Time-resolved Near Edge X-ray Absorption Fine Structure (NEXAFS) spectroscopy probes the photo-excited system by measuring the absorption spectrum of a broadband X-ray pulse that covers all the absorption edges of interest. Electronic transitions from the core to unoccupied valence orbitals are probed, and reflect changes of the electronic structure and ultrafast charge carrier dynamics occurring in materials. In the related technique of Extended X-ray Absorption Fine Structure (EXAFS), the X-ray photon excites the core electron into the ionization continuum.
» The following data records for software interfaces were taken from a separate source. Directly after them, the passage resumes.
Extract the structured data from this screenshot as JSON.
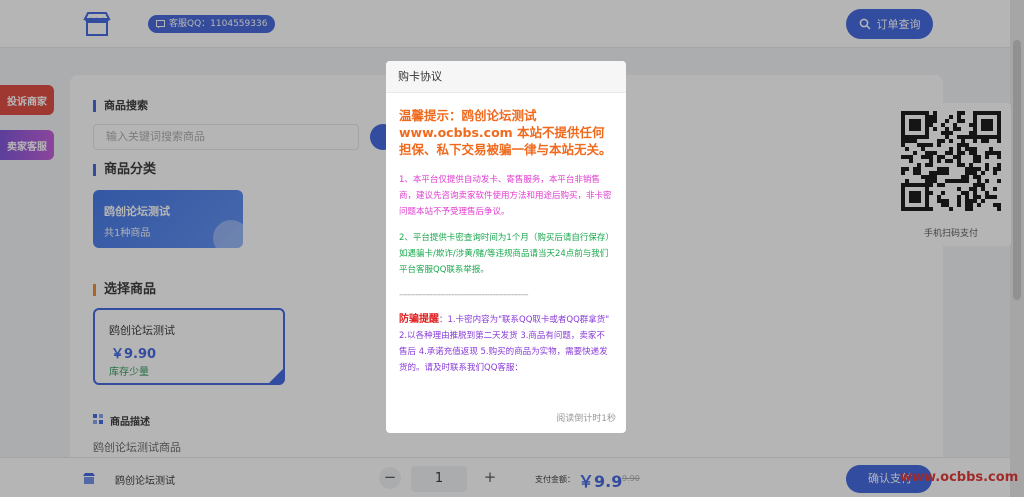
{
  "header": {
    "qq_label": "客服QQ：1104559336",
    "order_query": "订单查询"
  },
  "side_tags": {
    "complaint": "投诉商家",
    "service": "卖家客服"
  },
  "search": {
    "section_title": "商品搜索",
    "placeholder": "输入关键词搜索商品"
  },
  "category": {
    "section_title": "商品分类",
    "name": "鸥创论坛测试",
    "count": "共1种商品"
  },
  "product": {
    "section_title": "选择商品",
    "name": "鸥创论坛测试",
    "price": "￥9.90",
    "stock": "库存少量"
  },
  "description": {
    "section_title": "商品描述",
    "text": "鸥创论坛测试商品"
  },
  "qr": {
    "label": "手机扫码支付"
  },
  "bottom": {
    "product_name": "鸥创论坛测试",
    "minus": "−",
    "quantity": "1",
    "plus": "+",
    "total_label": "支付金额：",
    "total_price": "￥9.9",
    "old_price": "9.90",
    "pay_button": "确认支付"
  },
  "watermark": "www.ocbbs.com",
  "modal": {
    "title": "购卡协议",
    "warning": "温馨提示：鸥创论坛测试 www.ocbbs.com 本站不提供任何担保、私下交易被骗一律与本站无关。",
    "para1": "1、本平台仅提供自动发卡、寄售服务，本平台非销售商，建议先咨询卖家软件使用方法和用途后购买，非卡密问题本站不予受理售后争议。",
    "para2": "2、平台提供卡密查询时间为1个月（购买后请自行保存）如遇骗卡/欺诈/涉黄/赌/等违规商品请当天24点前与我们平台客服QQ联系举报。",
    "divider": "-----------------------------------------------",
    "fraud_lead": "防骗提醒",
    "fraud_text": "：1.卡密内容为\"联系QQ取卡或者QQ群拿货\" 2.以各种理由推脱到第二天发货 3.商品有问题，卖家不售后 4.承诺充值返现 5.购买的商品为实物，需要快递发货的。请及时联系我们QQ客服：",
    "countdown": "阅读倒计时1秒"
  },
  "colors": {
    "primary": "#3c63e0",
    "warning": "#f06a1e",
    "complaint": "#e0453d"
  }
}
Scattering of this electron with electrons from neighboring atoms on its way out leads to oscillations in the X-ray absorption spectrum, that reflect the chemical coordination environment of the absorbing element.
Solar cells prototypes based on perovskite (PSCs) have reached the remarkable conversion efficiency of 20%, making this material the most intriguing and reliable option for future photovoltaics. Two main hurdles hamper the market exploitation of PSCs, namely the presence of moving defects affecting the dynamics of polaronic carriers and the presence of Lead - a toxic constituent. Our ability to understand fundamental processes involving interactions between electrons, lattice (phonons) and photons that are at play in perovskites is an essential prerequisite for further development and is currently limited.
Time-resolved X-ray absorption/reflectivity, being site-sensitive will elucidate the mechanisms of charge transfer at the femtosecond time-scale in this material, which is still not completely understood.
This thesis work will be performed in the ERC-granted UDynI laboratory: http://www.udyni.eu